Citation: Fang B, Zhou Q, Sun F, Shan J, Wang M, Xiang C and Zhang Q (2020) Gait Neural Network for Human-Exoskeleton Interaction. Front. Neurorobot. 14:58. doi: 10.3389/fnbot.2020.00058

Received: 01 June 2020; Accepted: 22 July 2020;
Published: 29 October 2020.

Edited by:

Fei Chen, Italian Institute of Technology (IIT), Italy

Reviewed by:

Zha Fusheng, Harbin Institute of Technology, China
Zhijun Li, University of Science and Technology of China, China

Copyright © 2020 Fang, Zhou, Sun, Shan, Wang, Xiang and Zhang. This is an open-access article distributed under the terms of the Creative Commons Attribution License (CC BY). The use, distribution or reproduction in other forums is permitted, provided the original author(s) and the copyright owner(s) are credited and that the original publication in this journal is cited, in accordance with accepted academic practice.

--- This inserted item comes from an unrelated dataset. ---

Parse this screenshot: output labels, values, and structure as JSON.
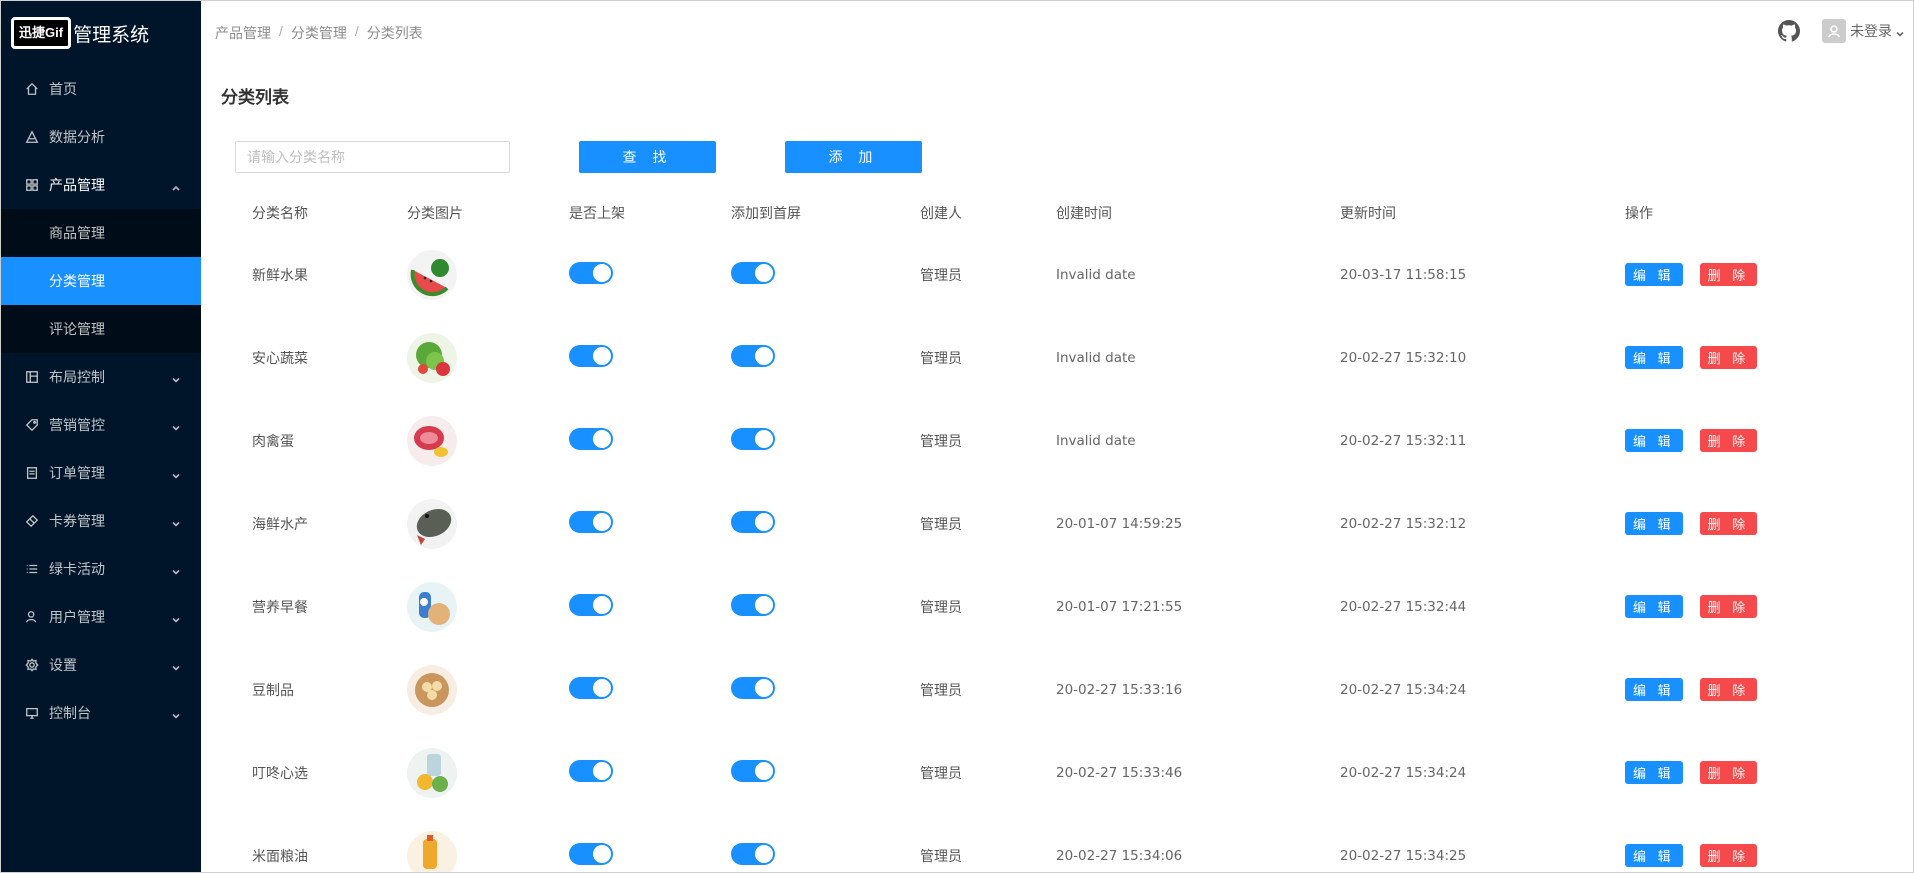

No use, distribution or reproduction is permitted which does not comply with these terms.

*Correspondence: Fuchun Sun,; Jianhua Shan,